Most days you’ll find Hannah out in his garage work shop sun up to sun down, other than a break or two to feed his chickens, tend his garden, or care for his shop dog Bubba. But even then, customers come and go throughout the day dropping off new projects for Hannah to tackle.
He claimed, “I like the challenge ones.” He chuckled, “The ones where they tell me, Oh, you know the last time this ran was about 10 years ago.”
For the most part Hannah’s labor involves swapping out the small engines entirely, rebuilding sometimes works, but a struggle is finding parts.
“Right now, everything is so back ordered and delayed, ever since Covid,” explained Hannah.
That and price increases make it a trial to get the repairs done quickly, but also affordably. He shared, “I’m not looking to get rich from this job, I’ve been there and done that, and it wasn’t that fun. Really, I just want to help these people out, they pay what they can, usually it's donation based. God’s just using me to minister to these people with the talents he’s given me.”
Few people work on these types of motors, especially out of in rural Mineral County. Fellow St. Regis local, Frank Smith, for years had helped fix residents small engine troubles.
But Hannah mentioned, “Frank sure was glad when I came to town and heard I work on ‘em. It’s just hard for him to keep up with all of it anymore.”
Aside from Hannah’s new business, the closest repair shops are in Missoula, or Lolo, and the hourly rate for labor is steep.

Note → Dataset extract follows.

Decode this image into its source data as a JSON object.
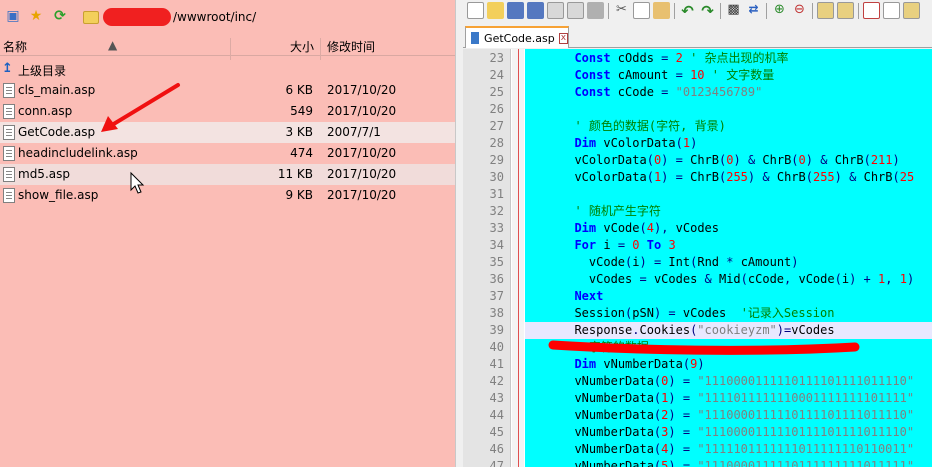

With so many new customers from Saltese to Superior, Hannah’s work load is constant. Enough so that he acquired an apprentice to help with repairs in the shop, a student from St. Regis High School, Alex Henry.
Hannah said, “Alex came to me and said he wanted to learn how to work on small engines, so I said you can come work for me. The first month will be unpaid while you train, and this past week he got his first paycheck, and is doing repairs all on his own now, making part orders, and communicating with customers.”
Providing that kind of learning opportunity is extremely rewarding to Hannah, who raised 9 children, and has over 30 grandkids.
Learning how to work with one’s hands, and developing the ability to restore something is such a valuable skill anymore and sorely missing in this digital and electronic age.
Hannah’s slogan for his business is, “If I can’t fix it, it doesn’t need fixing.”
That confident guarantee does bring about the one downside to his line of work however; dealing with sour customers. Hannah chuckled,
“Every so often I’ll get something dropped off and you just know this thing aint gonna run again, its dead, and they know it. I try messing with it for a few days, call them up and tell them the prognosis, and they get mad. ‘Aren’t you supposed to know how to fix it?”
Well yes, he does, and some things just can’t be fixed.
With firewood season ahead, he anticipates many chainsaw jobs in the near future. Hannah’s Small Engine Repair is located in St. Regis, for help call 208-659-6423.